• **Work order**: Using the listing, copy each whole line that features "title".

___

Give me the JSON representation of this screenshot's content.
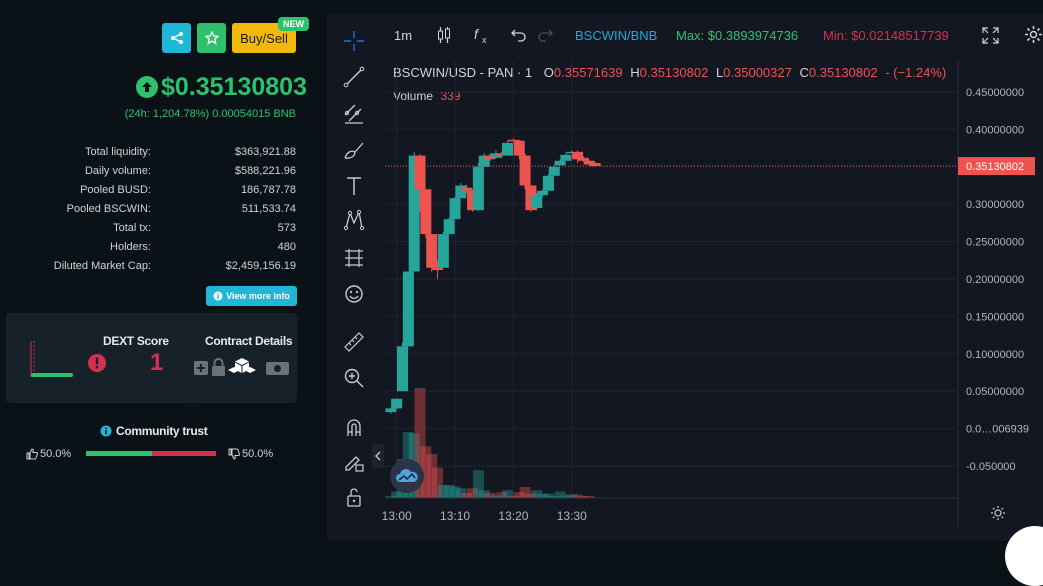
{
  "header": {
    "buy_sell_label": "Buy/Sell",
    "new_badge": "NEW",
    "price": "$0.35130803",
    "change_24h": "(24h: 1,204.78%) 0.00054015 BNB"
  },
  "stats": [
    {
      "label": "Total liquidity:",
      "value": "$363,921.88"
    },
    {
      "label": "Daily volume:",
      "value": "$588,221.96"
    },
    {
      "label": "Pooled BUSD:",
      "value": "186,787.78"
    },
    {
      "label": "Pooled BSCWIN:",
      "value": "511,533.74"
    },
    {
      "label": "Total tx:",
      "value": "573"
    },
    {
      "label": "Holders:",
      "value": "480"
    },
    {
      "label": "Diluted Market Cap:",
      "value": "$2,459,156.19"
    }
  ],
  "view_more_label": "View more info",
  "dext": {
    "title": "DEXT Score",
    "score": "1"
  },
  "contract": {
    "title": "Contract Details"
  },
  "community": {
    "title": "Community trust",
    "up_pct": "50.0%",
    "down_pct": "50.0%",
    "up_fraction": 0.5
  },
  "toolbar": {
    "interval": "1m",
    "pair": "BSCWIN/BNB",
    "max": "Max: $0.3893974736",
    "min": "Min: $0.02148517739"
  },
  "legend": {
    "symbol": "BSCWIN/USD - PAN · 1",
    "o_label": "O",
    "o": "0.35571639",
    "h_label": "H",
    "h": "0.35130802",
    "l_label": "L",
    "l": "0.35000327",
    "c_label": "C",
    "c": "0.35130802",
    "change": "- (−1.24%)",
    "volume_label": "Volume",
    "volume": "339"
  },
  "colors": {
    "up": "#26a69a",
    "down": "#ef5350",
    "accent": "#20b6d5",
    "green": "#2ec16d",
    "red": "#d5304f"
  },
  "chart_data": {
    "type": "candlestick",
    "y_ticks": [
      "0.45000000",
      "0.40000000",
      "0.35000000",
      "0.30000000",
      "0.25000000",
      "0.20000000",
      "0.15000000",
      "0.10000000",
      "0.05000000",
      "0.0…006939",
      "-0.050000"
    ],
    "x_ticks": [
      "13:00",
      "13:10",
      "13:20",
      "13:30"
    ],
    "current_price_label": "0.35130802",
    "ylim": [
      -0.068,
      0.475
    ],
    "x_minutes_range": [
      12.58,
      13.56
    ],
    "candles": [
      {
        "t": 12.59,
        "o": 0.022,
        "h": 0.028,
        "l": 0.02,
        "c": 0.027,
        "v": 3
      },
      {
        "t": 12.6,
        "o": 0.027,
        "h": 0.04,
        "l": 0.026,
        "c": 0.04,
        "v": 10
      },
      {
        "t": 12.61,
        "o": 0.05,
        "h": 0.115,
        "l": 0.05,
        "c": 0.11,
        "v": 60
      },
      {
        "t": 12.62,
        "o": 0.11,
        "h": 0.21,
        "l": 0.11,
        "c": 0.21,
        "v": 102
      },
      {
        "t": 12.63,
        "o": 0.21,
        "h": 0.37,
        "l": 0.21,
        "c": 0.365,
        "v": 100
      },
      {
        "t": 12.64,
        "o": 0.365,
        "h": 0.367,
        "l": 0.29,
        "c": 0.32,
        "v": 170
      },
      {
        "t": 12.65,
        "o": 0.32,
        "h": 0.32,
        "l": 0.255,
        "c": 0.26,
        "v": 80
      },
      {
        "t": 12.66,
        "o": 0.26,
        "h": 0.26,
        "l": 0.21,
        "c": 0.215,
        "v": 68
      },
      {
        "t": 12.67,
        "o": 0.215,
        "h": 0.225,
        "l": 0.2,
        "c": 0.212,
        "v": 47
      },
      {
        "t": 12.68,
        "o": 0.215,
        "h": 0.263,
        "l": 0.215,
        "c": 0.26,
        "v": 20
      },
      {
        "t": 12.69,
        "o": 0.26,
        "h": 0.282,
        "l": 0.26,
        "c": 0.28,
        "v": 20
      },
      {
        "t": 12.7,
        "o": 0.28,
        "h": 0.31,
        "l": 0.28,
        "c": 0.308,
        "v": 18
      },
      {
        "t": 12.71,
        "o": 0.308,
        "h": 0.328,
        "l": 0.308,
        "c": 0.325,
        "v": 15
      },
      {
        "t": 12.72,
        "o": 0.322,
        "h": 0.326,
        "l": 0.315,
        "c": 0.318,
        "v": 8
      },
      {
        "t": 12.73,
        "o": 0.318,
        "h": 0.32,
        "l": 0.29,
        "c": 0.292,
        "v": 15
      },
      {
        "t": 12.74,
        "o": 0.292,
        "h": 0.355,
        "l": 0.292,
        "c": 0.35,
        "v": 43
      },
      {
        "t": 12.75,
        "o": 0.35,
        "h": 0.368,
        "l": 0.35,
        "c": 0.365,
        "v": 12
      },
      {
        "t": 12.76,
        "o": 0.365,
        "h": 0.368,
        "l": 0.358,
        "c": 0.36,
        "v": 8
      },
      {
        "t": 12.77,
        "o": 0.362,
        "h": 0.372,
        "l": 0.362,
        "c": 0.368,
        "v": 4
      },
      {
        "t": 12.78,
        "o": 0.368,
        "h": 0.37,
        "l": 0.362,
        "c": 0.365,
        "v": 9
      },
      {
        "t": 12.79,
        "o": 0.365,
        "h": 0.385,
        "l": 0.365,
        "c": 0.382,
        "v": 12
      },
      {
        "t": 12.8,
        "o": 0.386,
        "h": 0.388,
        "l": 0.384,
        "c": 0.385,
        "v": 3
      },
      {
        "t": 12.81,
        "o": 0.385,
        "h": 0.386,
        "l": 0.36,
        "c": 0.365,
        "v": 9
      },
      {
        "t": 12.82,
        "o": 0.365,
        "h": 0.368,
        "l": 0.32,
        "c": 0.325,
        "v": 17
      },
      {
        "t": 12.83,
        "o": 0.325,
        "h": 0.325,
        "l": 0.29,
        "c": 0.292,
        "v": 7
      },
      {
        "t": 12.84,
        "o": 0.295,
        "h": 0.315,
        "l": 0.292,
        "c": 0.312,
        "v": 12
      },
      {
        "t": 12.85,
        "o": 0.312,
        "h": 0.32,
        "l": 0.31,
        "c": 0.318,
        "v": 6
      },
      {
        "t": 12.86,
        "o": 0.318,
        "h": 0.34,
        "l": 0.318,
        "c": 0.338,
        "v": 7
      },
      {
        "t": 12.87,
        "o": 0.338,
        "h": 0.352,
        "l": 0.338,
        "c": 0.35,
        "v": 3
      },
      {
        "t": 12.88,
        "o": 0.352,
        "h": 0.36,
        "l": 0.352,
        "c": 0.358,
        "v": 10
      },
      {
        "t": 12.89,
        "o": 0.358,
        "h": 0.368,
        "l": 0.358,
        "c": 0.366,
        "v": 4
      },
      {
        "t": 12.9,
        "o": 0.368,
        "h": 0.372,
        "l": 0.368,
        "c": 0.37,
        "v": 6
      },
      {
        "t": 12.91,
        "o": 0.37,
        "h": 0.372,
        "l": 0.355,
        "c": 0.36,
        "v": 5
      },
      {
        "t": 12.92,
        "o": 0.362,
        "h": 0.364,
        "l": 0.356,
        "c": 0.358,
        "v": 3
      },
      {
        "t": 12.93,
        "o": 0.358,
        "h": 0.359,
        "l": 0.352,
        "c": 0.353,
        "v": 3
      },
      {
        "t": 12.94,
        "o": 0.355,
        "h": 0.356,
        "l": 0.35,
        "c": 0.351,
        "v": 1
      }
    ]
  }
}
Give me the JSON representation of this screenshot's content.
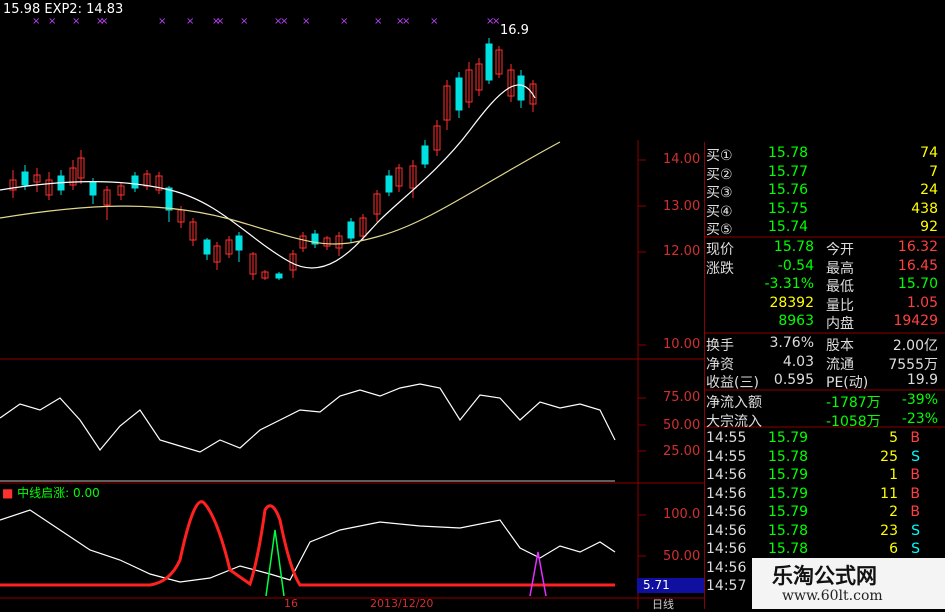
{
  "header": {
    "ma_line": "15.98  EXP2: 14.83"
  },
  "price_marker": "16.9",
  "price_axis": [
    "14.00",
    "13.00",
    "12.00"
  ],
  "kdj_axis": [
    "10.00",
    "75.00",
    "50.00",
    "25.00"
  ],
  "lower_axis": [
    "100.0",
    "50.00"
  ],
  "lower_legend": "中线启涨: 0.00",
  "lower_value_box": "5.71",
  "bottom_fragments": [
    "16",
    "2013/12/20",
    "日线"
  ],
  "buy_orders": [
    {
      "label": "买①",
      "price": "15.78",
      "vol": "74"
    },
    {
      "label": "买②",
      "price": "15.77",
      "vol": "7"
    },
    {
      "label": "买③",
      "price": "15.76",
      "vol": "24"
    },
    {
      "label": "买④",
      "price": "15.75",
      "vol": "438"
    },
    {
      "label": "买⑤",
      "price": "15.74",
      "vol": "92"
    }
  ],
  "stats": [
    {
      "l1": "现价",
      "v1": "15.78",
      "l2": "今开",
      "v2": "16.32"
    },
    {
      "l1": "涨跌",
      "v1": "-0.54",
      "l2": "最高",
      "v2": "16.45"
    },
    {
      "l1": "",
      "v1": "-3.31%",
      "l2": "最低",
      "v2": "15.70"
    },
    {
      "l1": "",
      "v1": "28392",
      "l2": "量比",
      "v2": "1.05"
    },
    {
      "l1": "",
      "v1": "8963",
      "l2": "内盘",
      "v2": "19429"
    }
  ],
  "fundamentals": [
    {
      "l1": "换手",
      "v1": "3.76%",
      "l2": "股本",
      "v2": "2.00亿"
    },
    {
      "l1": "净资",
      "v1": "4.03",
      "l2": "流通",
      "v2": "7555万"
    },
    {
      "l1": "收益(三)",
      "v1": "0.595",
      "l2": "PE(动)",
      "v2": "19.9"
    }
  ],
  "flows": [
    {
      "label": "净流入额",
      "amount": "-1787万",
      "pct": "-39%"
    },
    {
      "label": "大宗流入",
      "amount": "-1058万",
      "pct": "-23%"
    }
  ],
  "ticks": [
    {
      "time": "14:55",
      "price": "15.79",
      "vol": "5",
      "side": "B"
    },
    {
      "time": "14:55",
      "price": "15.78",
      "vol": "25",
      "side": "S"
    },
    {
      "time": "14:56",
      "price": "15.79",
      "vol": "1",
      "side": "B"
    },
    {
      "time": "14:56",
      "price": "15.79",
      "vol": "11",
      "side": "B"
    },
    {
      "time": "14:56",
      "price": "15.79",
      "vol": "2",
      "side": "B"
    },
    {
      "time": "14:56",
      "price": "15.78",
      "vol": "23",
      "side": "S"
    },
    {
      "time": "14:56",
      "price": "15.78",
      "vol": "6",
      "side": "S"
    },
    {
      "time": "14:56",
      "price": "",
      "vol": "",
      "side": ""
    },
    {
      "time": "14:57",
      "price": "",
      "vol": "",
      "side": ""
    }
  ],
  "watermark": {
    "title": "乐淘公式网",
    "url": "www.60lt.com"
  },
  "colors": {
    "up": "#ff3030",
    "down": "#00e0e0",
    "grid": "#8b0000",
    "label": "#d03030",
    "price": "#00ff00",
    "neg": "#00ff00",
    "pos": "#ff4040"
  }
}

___

• **Solution to the exercise**:
    "title": "DEXT Score",
    "title": "Contract Details"
    "title": "Community trust",
    "title": "乐淘公式网",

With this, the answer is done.